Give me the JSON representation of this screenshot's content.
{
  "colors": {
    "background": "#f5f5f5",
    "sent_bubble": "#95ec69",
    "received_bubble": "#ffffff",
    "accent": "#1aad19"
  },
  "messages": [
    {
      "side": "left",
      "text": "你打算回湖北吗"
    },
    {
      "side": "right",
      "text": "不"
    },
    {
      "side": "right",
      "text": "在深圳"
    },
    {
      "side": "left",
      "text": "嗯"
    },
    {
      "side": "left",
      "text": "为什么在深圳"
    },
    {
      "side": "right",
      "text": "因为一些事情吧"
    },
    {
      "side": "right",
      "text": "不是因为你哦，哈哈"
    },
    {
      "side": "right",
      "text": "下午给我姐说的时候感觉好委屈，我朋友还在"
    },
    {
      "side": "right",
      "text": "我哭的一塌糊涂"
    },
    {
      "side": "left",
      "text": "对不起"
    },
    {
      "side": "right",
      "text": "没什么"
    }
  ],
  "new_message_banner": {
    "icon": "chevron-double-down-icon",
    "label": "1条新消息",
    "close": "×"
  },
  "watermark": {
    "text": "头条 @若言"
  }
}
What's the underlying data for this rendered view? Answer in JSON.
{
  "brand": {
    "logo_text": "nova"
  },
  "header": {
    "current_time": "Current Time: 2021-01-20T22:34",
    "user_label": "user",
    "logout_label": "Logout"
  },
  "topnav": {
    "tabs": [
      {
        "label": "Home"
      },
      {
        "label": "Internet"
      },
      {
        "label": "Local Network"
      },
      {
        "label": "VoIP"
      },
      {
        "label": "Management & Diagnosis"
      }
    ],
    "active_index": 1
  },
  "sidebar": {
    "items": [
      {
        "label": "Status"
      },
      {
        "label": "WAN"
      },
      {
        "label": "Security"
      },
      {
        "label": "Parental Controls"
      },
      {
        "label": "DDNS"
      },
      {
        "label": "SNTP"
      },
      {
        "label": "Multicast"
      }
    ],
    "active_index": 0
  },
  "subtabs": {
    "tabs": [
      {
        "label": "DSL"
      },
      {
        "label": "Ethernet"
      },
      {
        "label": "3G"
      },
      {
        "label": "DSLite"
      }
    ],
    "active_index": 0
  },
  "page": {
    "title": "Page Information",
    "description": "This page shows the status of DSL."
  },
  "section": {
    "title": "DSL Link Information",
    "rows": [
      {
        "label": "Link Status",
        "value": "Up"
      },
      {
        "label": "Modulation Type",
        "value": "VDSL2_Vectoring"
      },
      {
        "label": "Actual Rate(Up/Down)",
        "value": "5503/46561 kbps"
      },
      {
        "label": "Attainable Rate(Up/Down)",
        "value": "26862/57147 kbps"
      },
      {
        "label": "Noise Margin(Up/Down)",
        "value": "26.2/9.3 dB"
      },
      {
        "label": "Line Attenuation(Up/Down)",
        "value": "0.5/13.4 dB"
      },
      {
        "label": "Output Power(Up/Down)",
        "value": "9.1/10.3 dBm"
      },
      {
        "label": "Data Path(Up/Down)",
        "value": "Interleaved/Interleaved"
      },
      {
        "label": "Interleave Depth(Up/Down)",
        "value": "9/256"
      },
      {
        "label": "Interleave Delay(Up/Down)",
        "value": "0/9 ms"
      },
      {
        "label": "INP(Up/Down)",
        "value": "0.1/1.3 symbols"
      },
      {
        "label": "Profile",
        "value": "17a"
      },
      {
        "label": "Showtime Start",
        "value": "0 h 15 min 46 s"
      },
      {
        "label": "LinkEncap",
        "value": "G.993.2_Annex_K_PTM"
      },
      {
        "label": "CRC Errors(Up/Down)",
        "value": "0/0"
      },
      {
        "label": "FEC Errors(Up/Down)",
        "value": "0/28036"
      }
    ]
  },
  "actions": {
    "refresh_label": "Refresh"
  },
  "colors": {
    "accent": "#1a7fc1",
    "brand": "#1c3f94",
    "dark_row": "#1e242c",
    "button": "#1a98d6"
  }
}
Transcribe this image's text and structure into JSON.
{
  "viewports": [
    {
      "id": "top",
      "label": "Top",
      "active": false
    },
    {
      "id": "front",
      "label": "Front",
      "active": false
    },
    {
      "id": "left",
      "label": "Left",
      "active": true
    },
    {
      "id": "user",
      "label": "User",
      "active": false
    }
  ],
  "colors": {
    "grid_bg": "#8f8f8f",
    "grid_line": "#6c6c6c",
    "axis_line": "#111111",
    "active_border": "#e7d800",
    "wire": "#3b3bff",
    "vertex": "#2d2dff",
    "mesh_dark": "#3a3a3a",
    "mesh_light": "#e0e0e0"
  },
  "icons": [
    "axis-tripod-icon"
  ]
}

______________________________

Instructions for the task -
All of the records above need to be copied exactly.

Problem solution -
Give me the JSON representation of this screenshot's content.
{
  "colors": {
    "background": "#f5f5f5",
    "sent_bubble": "#95ec69",
    "received_bubble": "#ffffff",
    "accent": "#1aad19"
  },
  "messages": [
    {
      "side": "left",
      "text": "你打算回湖北吗"
    },
    {
      "side": "right",
      "text": "不"
    },
    {
      "side": "right",
      "text": "在深圳"
    },
    {
      "side": "left",
      "text": "嗯"
    },
    {
      "side": "left",
      "text": "为什么在深圳"
    },
    {
      "side": "right",
      "text": "因为一些事情吧"
    },
    {
      "side": "right",
      "text": "不是因为你哦，哈哈"
    },
    {
      "side": "right",
      "text": "下午给我姐说的时候感觉好委屈，我朋友还在"
    },
    {
      "side": "right",
      "text": "我哭的一塌糊涂"
    },
    {
      "side": "left",
      "text": "对不起"
    },
    {
      "side": "right",
      "text": "没什么"
    }
  ],
  "new_message_banner": {
    "icon": "chevron-double-down-icon",
    "label": "1条新消息",
    "close": "×"
  },
  "watermark": {
    "text": "头条 @若言"
  }
}
What's the underlying data for this rendered view? Answer in JSON.
{
  "brand": {
    "logo_text": "nova"
  },
  "header": {
    "current_time": "Current Time: 2021-01-20T22:34",
    "user_label": "user",
    "logout_label": "Logout"
  },
  "topnav": {
    "tabs": [
      {
        "label": "Home"
      },
      {
        "label": "Internet"
      },
      {
        "label": "Local Network"
      },
      {
        "label": "VoIP"
      },
      {
        "label": "Management & Diagnosis"
      }
    ],
    "active_index": 1
  },
  "sidebar": {
    "items": [
      {
        "label": "Status"
      },
      {
        "label": "WAN"
      },
      {
        "label": "Security"
      },
      {
        "label": "Parental Controls"
      },
      {
        "label": "DDNS"
      },
      {
        "label": "SNTP"
      },
      {
        "label": "Multicast"
      }
    ],
    "active_index": 0
  },
  "subtabs": {
    "tabs": [
      {
        "label": "DSL"
      },
      {
        "label": "Ethernet"
      },
      {
        "label": "3G"
      },
      {
        "label": "DSLite"
      }
    ],
    "active_index": 0
  },
  "page": {
    "title": "Page Information",
    "description": "This page shows the status of DSL."
  },
  "section": {
    "title": "DSL Link Information",
    "rows": [
      {
        "label": "Link Status",
        "value": "Up"
      },
      {
        "label": "Modulation Type",
        "value": "VDSL2_Vectoring"
      },
      {
        "label": "Actual Rate(Up/Down)",
        "value": "5503/46561 kbps"
      },
      {
        "label": "Attainable Rate(Up/Down)",
        "value": "26862/57147 kbps"
      },
      {
        "label": "Noise Margin(Up/Down)",
        "value": "26.2/9.3 dB"
      },
      {
        "label": "Line Attenuation(Up/Down)",
        "value": "0.5/13.4 dB"
      },
      {
        "label": "Output Power(Up/Down)",
        "value": "9.1/10.3 dBm"
      },
      {
        "label": "Data Path(Up/Down)",
        "value": "Interleaved/Interleaved"
      },
      {
        "label": "Interleave Depth(Up/Down)",
        "value": "9/256"
      },
      {
        "label": "Interleave Delay(Up/Down)",
        "value": "0/9 ms"
      },
      {
        "label": "INP(Up/Down)",
        "value": "0.1/1.3 symbols"
      },
      {
        "label": "Profile",
        "value": "17a"
      },
      {
        "label": "Showtime Start",
        "value": "0 h 15 min 46 s"
      },
      {
        "label": "LinkEncap",
        "value": "G.993.2_Annex_K_PTM"
      },
      {
        "label": "CRC Errors(Up/Down)",
        "value": "0/0"
      },
      {
        "label": "FEC Errors(Up/Down)",
        "value": "0/28036"
      }
    ]
  },
  "actions": {
    "refresh_label": "Refresh"
  },
  "colors": {
    "accent": "#1a7fc1",
    "brand": "#1c3f94",
    "dark_row": "#1e242c",
    "button": "#1a98d6"
  }
}
Transcribe this image's text and structure into JSON.
{
  "viewports": [
    {
      "id": "top",
      "label": "Top",
      "active": false
    },
    {
      "id": "front",
      "label": "Front",
      "active": false
    },
    {
      "id": "left",
      "label": "Left",
      "active": true
    },
    {
      "id": "user",
      "label": "User",
      "active": false
    }
  ],
  "colors": {
    "grid_bg": "#8f8f8f",
    "grid_line": "#6c6c6c",
    "axis_line": "#111111",
    "active_border": "#e7d800",
    "wire": "#3b3bff",
    "vertex": "#2d2dff",
    "mesh_dark": "#3a3a3a",
    "mesh_light": "#e0e0e0"
  },
  "icons": [
    "axis-tripod-icon"
  ]
}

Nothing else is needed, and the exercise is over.